By Rex HoggardAugust 21, 2018, 9:07 pm

PARAMUS, N.J. – Harris English didn’t know the exact math, only that he needed to play his best final round of the season last week at the Wyndham Championship.

Although it wasn’t perfect, English’s closing 68 was good enough to tie for 11th place and vault him from 132nd on the season-long point race to 124th and into the playoffs.

“It was definitely a bit of a pressure-packed situation coming down the stretch. Different than, really, winning a golf tournament,” English said on Tuesday at The Northern Trust, the postseason lid-lifter. “It felt like Q-School again back in 2011 where you're in the sixth round and trying to get it done.”

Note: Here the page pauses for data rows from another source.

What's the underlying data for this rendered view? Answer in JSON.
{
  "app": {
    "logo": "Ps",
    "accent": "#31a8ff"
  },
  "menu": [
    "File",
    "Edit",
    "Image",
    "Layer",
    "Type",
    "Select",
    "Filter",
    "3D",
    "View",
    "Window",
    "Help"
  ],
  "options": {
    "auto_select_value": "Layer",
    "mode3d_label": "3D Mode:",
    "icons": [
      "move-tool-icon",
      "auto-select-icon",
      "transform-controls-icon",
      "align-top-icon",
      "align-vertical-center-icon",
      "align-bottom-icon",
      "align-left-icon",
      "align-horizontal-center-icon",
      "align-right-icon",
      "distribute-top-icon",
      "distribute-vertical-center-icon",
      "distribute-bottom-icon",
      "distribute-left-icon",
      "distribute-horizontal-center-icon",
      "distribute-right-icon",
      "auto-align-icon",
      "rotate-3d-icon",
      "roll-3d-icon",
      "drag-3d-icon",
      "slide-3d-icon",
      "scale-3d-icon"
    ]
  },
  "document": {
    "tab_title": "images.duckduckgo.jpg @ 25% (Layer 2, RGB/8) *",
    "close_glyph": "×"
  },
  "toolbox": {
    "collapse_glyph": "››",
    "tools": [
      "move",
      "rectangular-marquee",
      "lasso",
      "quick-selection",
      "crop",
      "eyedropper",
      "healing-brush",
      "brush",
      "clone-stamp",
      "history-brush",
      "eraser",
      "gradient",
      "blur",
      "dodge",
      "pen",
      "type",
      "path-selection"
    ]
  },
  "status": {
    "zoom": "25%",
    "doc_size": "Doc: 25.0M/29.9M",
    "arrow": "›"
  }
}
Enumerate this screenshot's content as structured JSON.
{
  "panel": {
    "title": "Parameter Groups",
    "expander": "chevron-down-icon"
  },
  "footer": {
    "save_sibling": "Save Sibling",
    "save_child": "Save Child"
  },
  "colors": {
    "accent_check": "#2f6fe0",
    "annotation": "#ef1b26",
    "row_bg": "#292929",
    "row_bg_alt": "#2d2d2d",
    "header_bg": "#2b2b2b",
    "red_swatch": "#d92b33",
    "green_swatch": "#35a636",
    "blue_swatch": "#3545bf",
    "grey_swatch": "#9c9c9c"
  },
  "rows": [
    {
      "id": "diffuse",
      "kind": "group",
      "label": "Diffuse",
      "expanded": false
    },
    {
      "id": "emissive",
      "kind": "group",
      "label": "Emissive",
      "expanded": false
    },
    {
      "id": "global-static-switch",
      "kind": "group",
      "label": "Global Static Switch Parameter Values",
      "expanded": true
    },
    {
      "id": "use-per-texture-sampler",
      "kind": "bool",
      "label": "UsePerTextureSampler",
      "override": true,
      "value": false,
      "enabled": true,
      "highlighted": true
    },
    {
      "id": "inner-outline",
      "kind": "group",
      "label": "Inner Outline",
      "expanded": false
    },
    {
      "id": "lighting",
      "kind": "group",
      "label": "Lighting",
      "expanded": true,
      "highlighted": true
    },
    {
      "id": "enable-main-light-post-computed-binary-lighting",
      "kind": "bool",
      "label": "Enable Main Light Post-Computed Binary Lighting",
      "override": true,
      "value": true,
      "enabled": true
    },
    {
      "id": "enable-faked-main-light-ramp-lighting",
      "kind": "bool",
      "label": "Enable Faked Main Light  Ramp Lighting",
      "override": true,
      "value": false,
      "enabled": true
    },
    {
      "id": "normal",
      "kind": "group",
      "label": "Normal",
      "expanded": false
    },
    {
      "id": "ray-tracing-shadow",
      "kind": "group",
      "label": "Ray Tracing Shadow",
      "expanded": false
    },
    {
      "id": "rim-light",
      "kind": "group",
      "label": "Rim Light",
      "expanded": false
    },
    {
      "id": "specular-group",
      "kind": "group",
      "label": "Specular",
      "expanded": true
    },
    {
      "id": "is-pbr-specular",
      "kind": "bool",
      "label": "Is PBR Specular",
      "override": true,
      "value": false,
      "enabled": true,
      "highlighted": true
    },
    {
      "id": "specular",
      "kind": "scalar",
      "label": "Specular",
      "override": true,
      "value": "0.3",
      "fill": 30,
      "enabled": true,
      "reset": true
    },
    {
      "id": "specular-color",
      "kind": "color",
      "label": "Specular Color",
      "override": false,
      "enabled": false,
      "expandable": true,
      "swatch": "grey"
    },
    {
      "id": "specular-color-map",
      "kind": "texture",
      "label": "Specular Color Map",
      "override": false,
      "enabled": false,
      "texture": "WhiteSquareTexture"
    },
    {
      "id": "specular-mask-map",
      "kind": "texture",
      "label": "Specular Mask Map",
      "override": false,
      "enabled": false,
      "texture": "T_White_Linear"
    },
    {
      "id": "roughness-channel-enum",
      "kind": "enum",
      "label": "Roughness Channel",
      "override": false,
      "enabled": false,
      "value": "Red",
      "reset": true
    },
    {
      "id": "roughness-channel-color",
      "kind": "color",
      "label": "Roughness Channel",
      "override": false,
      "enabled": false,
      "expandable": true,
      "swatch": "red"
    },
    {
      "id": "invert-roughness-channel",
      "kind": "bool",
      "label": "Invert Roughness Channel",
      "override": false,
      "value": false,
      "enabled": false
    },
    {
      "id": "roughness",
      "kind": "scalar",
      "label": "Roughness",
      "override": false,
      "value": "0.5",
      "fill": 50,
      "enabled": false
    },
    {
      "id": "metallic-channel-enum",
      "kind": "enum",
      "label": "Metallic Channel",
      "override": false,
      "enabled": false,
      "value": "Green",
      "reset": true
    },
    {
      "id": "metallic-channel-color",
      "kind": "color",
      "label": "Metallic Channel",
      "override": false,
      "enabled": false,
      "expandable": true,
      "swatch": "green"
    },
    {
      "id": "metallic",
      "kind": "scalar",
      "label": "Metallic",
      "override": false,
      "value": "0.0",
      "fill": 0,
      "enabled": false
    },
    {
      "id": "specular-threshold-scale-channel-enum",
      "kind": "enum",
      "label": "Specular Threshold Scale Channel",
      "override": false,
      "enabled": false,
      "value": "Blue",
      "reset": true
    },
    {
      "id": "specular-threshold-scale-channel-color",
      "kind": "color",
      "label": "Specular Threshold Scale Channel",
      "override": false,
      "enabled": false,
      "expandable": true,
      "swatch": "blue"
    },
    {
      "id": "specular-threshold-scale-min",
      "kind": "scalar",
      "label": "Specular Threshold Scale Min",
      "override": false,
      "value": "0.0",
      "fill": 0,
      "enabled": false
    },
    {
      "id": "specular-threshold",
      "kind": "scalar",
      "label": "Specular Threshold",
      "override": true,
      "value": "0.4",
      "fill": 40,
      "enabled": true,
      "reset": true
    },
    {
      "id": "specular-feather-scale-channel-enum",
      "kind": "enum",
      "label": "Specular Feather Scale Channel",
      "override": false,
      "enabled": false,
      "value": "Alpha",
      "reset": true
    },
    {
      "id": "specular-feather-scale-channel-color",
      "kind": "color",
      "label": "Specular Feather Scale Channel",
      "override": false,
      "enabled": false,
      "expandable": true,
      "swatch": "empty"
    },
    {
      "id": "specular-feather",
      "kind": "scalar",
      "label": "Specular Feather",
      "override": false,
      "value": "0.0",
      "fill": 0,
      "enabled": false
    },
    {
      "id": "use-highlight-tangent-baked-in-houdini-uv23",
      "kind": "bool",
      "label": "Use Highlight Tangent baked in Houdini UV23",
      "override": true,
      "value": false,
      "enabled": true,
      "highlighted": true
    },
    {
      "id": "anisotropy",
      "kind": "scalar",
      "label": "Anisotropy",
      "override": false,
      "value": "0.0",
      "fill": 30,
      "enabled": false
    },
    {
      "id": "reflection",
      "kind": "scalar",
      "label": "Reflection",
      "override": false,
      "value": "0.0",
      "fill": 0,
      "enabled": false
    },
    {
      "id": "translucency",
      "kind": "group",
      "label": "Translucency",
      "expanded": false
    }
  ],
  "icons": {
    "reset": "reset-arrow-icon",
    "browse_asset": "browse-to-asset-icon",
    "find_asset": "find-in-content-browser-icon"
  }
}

The Northern Trust: Articles, photos and videos


Despite three-putts on three of his final nine holes, English earned his seventh consecutive trip to the postseason and some much needed confidence after a tough year.

English had just two top-10 finishes this season and spent the majority of the summer mired around the playoff bubble (No. 125).

“Being 124 right now, I need another really good week this week to make it to Boston [the second playoff stop],” he said. “I like where I am. I have a lot of confidence from last week. Struck the ball well and kind of did everything to put the ball in great position. If I can do that again this week, that would be a heck of a week.”

Nick Taylor also played his way into the top 125 last week, finishing tied for eighth place at Sedgefield Country Club to move from No. 129 to No. 119.